I was three when I first visited Parliament Hill. It was Canada’s 100th birthday and we weren’t about to miss the party.
Years later, before we were married, visiting Ottawa was a ritual for my husband and I. He had studied briefly in Ottawa and had friends there. Politics was their currency, and the Hill was the place to be for fireworks on July 1st.
We took the kids too for the Tulip festival and for several winters of Winterlude.
Every visit included a visit to Parliament Hill-we told the kids this was the most important place in Canada because it celebrated freedom.
They don’t remember much about these visits beyond the beaver tails long the Rideau canal.
One winter, we rode the train from Toronto to Ottawa with my parents and met up with some of my siblings for a wintry reunion of snowshoeing at Rideau Hall, ice sliding in Gatineau and skating on the canal.
On a frosty day, we walked over to the Hill to take a tour.
When we piled through the entrance at the Peace tower, our noisy group hushed down-even the youngest among us picked up on something magnificent about the place.
This week, an assorted group of Canadians showed stunning courage to try and keep it that way. I salute them all, including those who ran to help, instead of running away. To Barbara Winters, who tried to help Cpl. Nathan Cirillo, gunned down moments earlier while standing guard in front of the National War Memorial, I say this: you have made us remember the best in all of us. Winters told reporters this week she tried to talk to Cirillo and hopes he heard her.
You are loved.
You are brave.
You are good.
This kind of courage soothed my melancholy, one shared across the country. I will admit to fear gripping icy fingers around my heart at the news of the attacks. Was this place we Canadians flock to in all seasons, a place we hold fiercely as our own, where the very idea of our country is nourished daily, going to become armed and gated? What would this do to our open culture, celebrated around the world as one of our cherished values?
I was robbed last year. Thieves broke in and stole my jewellery and for a time, my open heart. No longer friendly at the door, I cowered in the dark at any doorbell, instructing everyone in the house not to answer the door. Police had advised us that thieves had likely been watching our house, that someone doing work at some point inside our house had likely seen a way in. I became suspicious of everyone unfamiliar on the street. Until I wasn’t. The feeling passed, as friends told me it would. Although we are now more vigilant, I have returned to my porch and neighbours… you can’t keep a girl down, after all. I love my street, my community-it’s in my nature.
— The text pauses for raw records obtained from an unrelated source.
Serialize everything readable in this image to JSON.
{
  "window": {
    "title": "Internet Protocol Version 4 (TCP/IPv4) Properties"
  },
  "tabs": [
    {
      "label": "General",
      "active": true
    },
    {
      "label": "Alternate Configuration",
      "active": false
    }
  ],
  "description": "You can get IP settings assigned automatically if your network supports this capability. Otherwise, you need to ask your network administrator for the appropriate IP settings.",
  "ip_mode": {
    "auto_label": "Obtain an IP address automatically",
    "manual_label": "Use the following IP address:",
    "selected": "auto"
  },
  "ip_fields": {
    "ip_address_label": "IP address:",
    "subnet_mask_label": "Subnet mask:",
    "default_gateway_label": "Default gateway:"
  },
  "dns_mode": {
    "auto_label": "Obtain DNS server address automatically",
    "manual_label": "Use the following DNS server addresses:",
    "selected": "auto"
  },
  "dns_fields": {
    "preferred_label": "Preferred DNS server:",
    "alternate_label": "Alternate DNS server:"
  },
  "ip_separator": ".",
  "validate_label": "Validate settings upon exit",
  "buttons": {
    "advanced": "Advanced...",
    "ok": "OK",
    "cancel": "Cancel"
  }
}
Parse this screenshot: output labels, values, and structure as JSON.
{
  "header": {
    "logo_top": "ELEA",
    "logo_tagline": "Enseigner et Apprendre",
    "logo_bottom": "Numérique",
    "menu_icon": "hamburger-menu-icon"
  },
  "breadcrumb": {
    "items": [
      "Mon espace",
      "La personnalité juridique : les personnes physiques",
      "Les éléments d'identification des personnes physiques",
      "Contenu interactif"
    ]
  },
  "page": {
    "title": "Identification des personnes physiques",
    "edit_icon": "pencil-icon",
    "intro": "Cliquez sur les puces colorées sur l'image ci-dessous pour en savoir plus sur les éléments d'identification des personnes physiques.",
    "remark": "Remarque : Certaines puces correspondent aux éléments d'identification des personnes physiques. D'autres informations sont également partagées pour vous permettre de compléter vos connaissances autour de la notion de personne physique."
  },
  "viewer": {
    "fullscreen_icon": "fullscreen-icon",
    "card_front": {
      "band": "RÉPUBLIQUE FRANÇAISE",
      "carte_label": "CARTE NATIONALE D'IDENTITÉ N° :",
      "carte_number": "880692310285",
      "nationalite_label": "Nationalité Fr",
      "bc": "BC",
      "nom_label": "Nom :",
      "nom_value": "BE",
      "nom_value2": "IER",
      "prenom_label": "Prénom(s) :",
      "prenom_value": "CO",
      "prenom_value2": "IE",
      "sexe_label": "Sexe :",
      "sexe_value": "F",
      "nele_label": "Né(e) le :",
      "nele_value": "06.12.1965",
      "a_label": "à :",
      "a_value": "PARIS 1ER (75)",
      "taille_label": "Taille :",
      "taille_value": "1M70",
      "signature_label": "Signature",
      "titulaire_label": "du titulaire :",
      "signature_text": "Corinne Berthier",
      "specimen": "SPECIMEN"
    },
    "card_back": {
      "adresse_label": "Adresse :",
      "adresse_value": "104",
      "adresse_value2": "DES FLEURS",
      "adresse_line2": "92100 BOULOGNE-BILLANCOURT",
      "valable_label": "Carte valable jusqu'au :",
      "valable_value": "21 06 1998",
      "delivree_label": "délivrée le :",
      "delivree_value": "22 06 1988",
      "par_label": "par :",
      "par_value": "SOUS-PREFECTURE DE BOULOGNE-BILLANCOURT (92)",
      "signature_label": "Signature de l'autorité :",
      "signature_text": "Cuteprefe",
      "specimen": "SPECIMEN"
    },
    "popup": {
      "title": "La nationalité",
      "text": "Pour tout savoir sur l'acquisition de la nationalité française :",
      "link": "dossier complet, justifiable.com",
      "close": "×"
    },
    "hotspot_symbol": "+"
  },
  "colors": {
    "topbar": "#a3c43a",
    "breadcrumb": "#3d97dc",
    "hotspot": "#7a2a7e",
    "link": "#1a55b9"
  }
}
So too we Canadians must be, will be. As rattled as they surely were, MP’s were back on the job the next morning, hugging one another, showing solidarity of the very best kind.
Criminals cannot and will not dictate to us how we act as a nation, how we govern ourselves or how we treat each other. They cannot and will not dictate our values, and they do not get to decide how we use our shared public spaces.
We will stand up, we will stand together, we will persevere and we will prevail.
Let there be no misunderstanding. We will not be intimidated.
Tomorrow, I will rant. Media coverage truly pissed me off.
Today, however, is a day for salutes and true patriot love.